== Data for this task

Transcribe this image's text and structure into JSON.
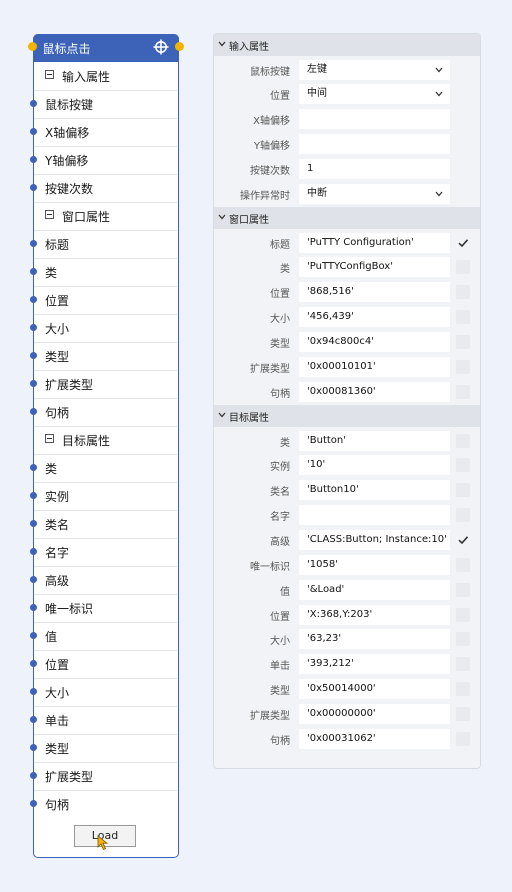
{
  "node": {
    "title": "鼠标点击",
    "load_button": "Load",
    "rows": [
      {
        "type": "group",
        "label": "输入属性"
      },
      {
        "type": "item",
        "label": "鼠标按键"
      },
      {
        "type": "item",
        "label": "X轴偏移"
      },
      {
        "type": "item",
        "label": "Y轴偏移"
      },
      {
        "type": "item",
        "label": "按键次数"
      },
      {
        "type": "group",
        "label": "窗口属性"
      },
      {
        "type": "item",
        "label": "标题"
      },
      {
        "type": "item",
        "label": "类"
      },
      {
        "type": "item",
        "label": "位置"
      },
      {
        "type": "item",
        "label": "大小"
      },
      {
        "type": "item",
        "label": "类型"
      },
      {
        "type": "item",
        "label": "扩展类型"
      },
      {
        "type": "item",
        "label": "句柄"
      },
      {
        "type": "group",
        "label": "目标属性"
      },
      {
        "type": "item",
        "label": "类"
      },
      {
        "type": "item",
        "label": "实例"
      },
      {
        "type": "item",
        "label": "类名"
      },
      {
        "type": "item",
        "label": "名字"
      },
      {
        "type": "item",
        "label": "高级"
      },
      {
        "type": "item",
        "label": "唯一标识"
      },
      {
        "type": "item",
        "label": "值"
      },
      {
        "type": "item",
        "label": "位置"
      },
      {
        "type": "item",
        "label": "大小"
      },
      {
        "type": "item",
        "label": "单击"
      },
      {
        "type": "item",
        "label": "类型"
      },
      {
        "type": "item",
        "label": "扩展类型"
      },
      {
        "type": "item",
        "label": "句柄"
      }
    ]
  },
  "panel": {
    "sections": [
      {
        "title": "输入属性",
        "props": [
          {
            "label": "鼠标按键",
            "value": "左键",
            "dropdown": true
          },
          {
            "label": "位置",
            "value": "中间",
            "dropdown": true
          },
          {
            "label": "X轴偏移",
            "value": ""
          },
          {
            "label": "Y轴偏移",
            "value": ""
          },
          {
            "label": "按键次数",
            "value": "1"
          },
          {
            "label": "操作异常时",
            "value": "中断",
            "dropdown": true
          }
        ]
      },
      {
        "title": "窗口属性",
        "props": [
          {
            "label": "标题",
            "value": "'PuTTY Configuration'",
            "checkbox": true,
            "checked": true
          },
          {
            "label": "类",
            "value": "'PuTTYConfigBox'",
            "checkbox": true,
            "checked": false
          },
          {
            "label": "位置",
            "value": "'868,516'",
            "checkbox": true,
            "checked": false
          },
          {
            "label": "大小",
            "value": "'456,439'",
            "checkbox": true,
            "checked": false
          },
          {
            "label": "类型",
            "value": "'0x94c800c4'",
            "checkbox": true,
            "checked": false
          },
          {
            "label": "扩展类型",
            "value": "'0x00010101'",
            "checkbox": true,
            "checked": false
          },
          {
            "label": "句柄",
            "value": "'0x00081360'",
            "checkbox": true,
            "checked": false
          }
        ]
      },
      {
        "title": "目标属性",
        "props": [
          {
            "label": "类",
            "value": "'Button'",
            "checkbox": true,
            "checked": false
          },
          {
            "label": "实例",
            "value": "'10'",
            "checkbox": true,
            "checked": false
          },
          {
            "label": "类名",
            "value": "'Button10'",
            "checkbox": true,
            "checked": false
          },
          {
            "label": "名字",
            "value": "",
            "checkbox": true,
            "checked": false
          },
          {
            "label": "高级",
            "value": "'CLASS:Button; Instance:10'",
            "checkbox": true,
            "checked": true
          },
          {
            "label": "唯一标识",
            "value": "'1058'",
            "checkbox": true,
            "checked": false
          },
          {
            "label": "值",
            "value": "'&Load'",
            "checkbox": true,
            "checked": false
          },
          {
            "label": "位置",
            "value": "'X:368,Y:203'",
            "checkbox": true,
            "checked": false
          },
          {
            "label": "大小",
            "value": "'63,23'",
            "checkbox": true,
            "checked": false
          },
          {
            "label": "单击",
            "value": "'393,212'",
            "checkbox": true,
            "checked": false
          },
          {
            "label": "类型",
            "value": "'0x50014000'",
            "checkbox": true,
            "checked": false
          },
          {
            "label": "扩展类型",
            "value": "'0x00000000'",
            "checkbox": true,
            "checked": false
          },
          {
            "label": "句柄",
            "value": "'0x00031062'",
            "checkbox": true,
            "checked": false
          }
        ]
      }
    ]
  },
  "colors": {
    "accent": "#3d63b8",
    "port_header": "#f5b400",
    "background": "#eef2fa"
  },
  "icons": [
    "crosshair-icon",
    "minus-box-icon",
    "chevron-down-icon",
    "checkmark-icon",
    "mouse-cursor-icon"
  ]
}
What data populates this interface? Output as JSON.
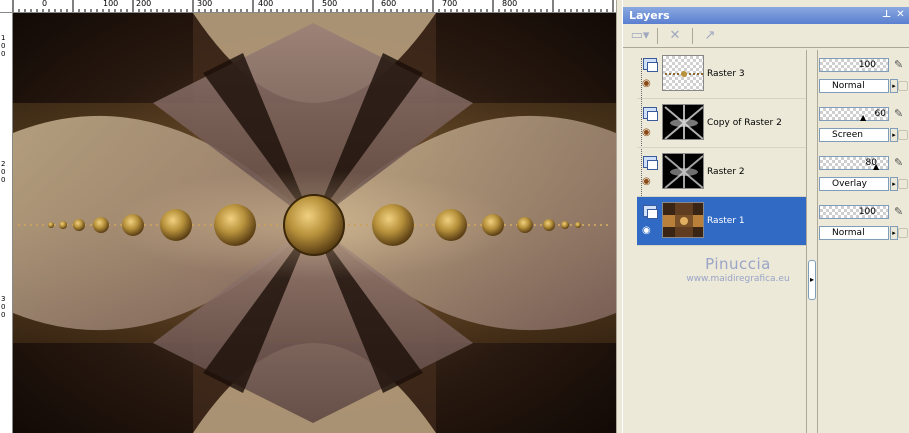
{
  "ruler": {
    "top_labels": [
      "0",
      "100",
      "200",
      "300",
      "400",
      "500",
      "600",
      "700",
      "800"
    ],
    "left_labels": [
      "1",
      "0",
      "0",
      "2",
      "0",
      "0",
      "3",
      "0",
      "0"
    ]
  },
  "panel": {
    "title": "Layers",
    "pin_icon": "pin-icon",
    "close_icon": "close-icon"
  },
  "toolbar": {
    "buttons": [
      "new-layer-icon",
      "delete-layer-icon",
      "layer-properties-icon"
    ]
  },
  "layers": [
    {
      "name": "Raster 3",
      "opacity": "100",
      "blend_mode": "Normal",
      "selected": false
    },
    {
      "name": "Copy of Raster 2",
      "opacity": "60",
      "blend_mode": "Screen",
      "selected": false
    },
    {
      "name": "Raster 2",
      "opacity": "80",
      "blend_mode": "Overlay",
      "selected": false
    },
    {
      "name": "Raster 1",
      "opacity": "100",
      "blend_mode": "Normal",
      "selected": true
    }
  ],
  "watermark": {
    "name": "Pinuccia",
    "url": "www.maidiregrafica.eu"
  },
  "colors": {
    "selection": "#316ac5",
    "titlebar": "#5a7fd0",
    "canvas_bg": "#1a0f0a",
    "gold": "#b8923c",
    "mauve": "#8a6f6a",
    "cream": "#e8d4a8"
  }
}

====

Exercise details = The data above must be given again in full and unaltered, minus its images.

The completed task =
Transcribe this image's text and structure into JSON.
{
  "node": {
    "title": "鼠标点击",
    "load_button": "Load",
    "rows": [
      {
        "type": "group",
        "label": "输入属性"
      },
      {
        "type": "item",
        "label": "鼠标按键"
      },
      {
        "type": "item",
        "label": "X轴偏移"
      },
      {
        "type": "item",
        "label": "Y轴偏移"
      },
      {
        "type": "item",
        "label": "按键次数"
      },
      {
        "type": "group",
        "label": "窗口属性"
      },
      {
        "type": "item",
        "label": "标题"
      },
      {
        "type": "item",
        "label": "类"
      },
      {
        "type": "item",
        "label": "位置"
      },
      {
        "type": "item",
        "label": "大小"
      },
      {
        "type": "item",
        "label": "类型"
      },
      {
        "type": "item",
        "label": "扩展类型"
      },
      {
        "type": "item",
        "label": "句柄"
      },
      {
        "type": "group",
        "label": "目标属性"
      },
      {
        "type": "item",
        "label": "类"
      },
      {
        "type": "item",
        "label": "实例"
      },
      {
        "type": "item",
        "label": "类名"
      },
      {
        "type": "item",
        "label": "名字"
      },
      {
        "type": "item",
        "label": "高级"
      },
      {
        "type": "item",
        "label": "唯一标识"
      },
      {
        "type": "item",
        "label": "值"
      },
      {
        "type": "item",
        "label": "位置"
      },
      {
        "type": "item",
        "label": "大小"
      },
      {
        "type": "item",
        "label": "单击"
      },
      {
        "type": "item",
        "label": "类型"
      },
      {
        "type": "item",
        "label": "扩展类型"
      },
      {
        "type": "item",
        "label": "句柄"
      }
    ]
  },
  "panel": {
    "sections": [
      {
        "title": "输入属性",
        "props": [
          {
            "label": "鼠标按键",
            "value": "左键",
            "dropdown": true
          },
          {
            "label": "位置",
            "value": "中间",
            "dropdown": true
          },
          {
            "label": "X轴偏移",
            "value": ""
          },
          {
            "label": "Y轴偏移",
            "value": ""
          },
          {
            "label": "按键次数",
            "value": "1"
          },
          {
            "label": "操作异常时",
            "value": "中断",
            "dropdown": true
          }
        ]
      },
      {
        "title": "窗口属性",
        "props": [
          {
            "label": "标题",
            "value": "'PuTTY Configuration'",
            "checkbox": true,
            "checked": true
          },
          {
            "label": "类",
            "value": "'PuTTYConfigBox'",
            "checkbox": true,
            "checked": false
          },
          {
            "label": "位置",
            "value": "'868,516'",
            "checkbox": true,
            "checked": false
          },
          {
            "label": "大小",
            "value": "'456,439'",
            "checkbox": true,
            "checked": false
          },
          {
            "label": "类型",
            "value": "'0x94c800c4'",
            "checkbox": true,
            "checked": false
          },
          {
            "label": "扩展类型",
            "value": "'0x00010101'",
            "checkbox": true,
            "checked": false
          },
          {
            "label": "句柄",
            "value": "'0x00081360'",
            "checkbox": true,
            "checked": false
          }
        ]
      },
      {
        "title": "目标属性",
        "props": [
          {
            "label": "类",
            "value": "'Button'",
            "checkbox": true,
            "checked": false
          },
          {
            "label": "实例",
            "value": "'10'",
            "checkbox": true,
            "checked": false
          },
          {
            "label": "类名",
            "value": "'Button10'",
            "checkbox": true,
            "checked": false
          },
          {
            "label": "名字",
            "value": "",
            "checkbox": true,
            "checked": false
          },
          {
            "label": "高级",
            "value": "'CLASS:Button; Instance:10'",
            "checkbox": true,
            "checked": true
          },
          {
            "label": "唯一标识",
            "value": "'1058'",
            "checkbox": true,
            "checked": false
          },
          {
            "label": "值",
            "value": "'&Load'",
            "checkbox": true,
            "checked": false
          },
          {
            "label": "位置",
            "value": "'X:368,Y:203'",
            "checkbox": true,
            "checked": false
          },
          {
            "label": "大小",
            "value": "'63,23'",
            "checkbox": true,
            "checked": false
          },
          {
            "label": "单击",
            "value": "'393,212'",
            "checkbox": true,
            "checked": false
          },
          {
            "label": "类型",
            "value": "'0x50014000'",
            "checkbox": true,
            "checked": false
          },
          {
            "label": "扩展类型",
            "value": "'0x00000000'",
            "checkbox": true,
            "checked": false
          },
          {
            "label": "句柄",
            "value": "'0x00031062'",
            "checkbox": true,
            "checked": false
          }
        ]
      }
    ]
  },
  "colors": {
    "accent": "#3d63b8",
    "port_header": "#f5b400",
    "background": "#eef2fa"
  },
  "icons": [
    "crosshair-icon",
    "minus-box-icon",
    "chevron-down-icon",
    "checkmark-icon",
    "mouse-cursor-icon"
  ]
}
What data populates this interface? Output as JSON.
{
  "ruler": {
    "top_labels": [
      "0",
      "100",
      "200",
      "300",
      "400",
      "500",
      "600",
      "700",
      "800"
    ],
    "left_labels": [
      "1",
      "0",
      "0",
      "2",
      "0",
      "0",
      "3",
      "0",
      "0"
    ]
  },
  "panel": {
    "title": "Layers",
    "pin_icon": "pin-icon",
    "close_icon": "close-icon"
  },
  "toolbar": {
    "buttons": [
      "new-layer-icon",
      "delete-layer-icon",
      "layer-properties-icon"
    ]
  },
  "layers": [
    {
      "name": "Raster 3",
      "opacity": "100",
      "blend_mode": "Normal",
      "selected": false
    },
    {
      "name": "Copy of Raster 2",
      "opacity": "60",
      "blend_mode": "Screen",
      "selected": false
    },
    {
      "name": "Raster 2",
      "opacity": "80",
      "blend_mode": "Overlay",
      "selected": false
    },
    {
      "name": "Raster 1",
      "opacity": "100",
      "blend_mode": "Normal",
      "selected": true
    }
  ],
  "watermark": {
    "name": "Pinuccia",
    "url": "www.maidiregrafica.eu"
  },
  "colors": {
    "selection": "#316ac5",
    "titlebar": "#5a7fd0",
    "canvas_bg": "#1a0f0a",
    "gold": "#b8923c",
    "mauve": "#8a6f6a",
    "cream": "#e8d4a8"
  }
}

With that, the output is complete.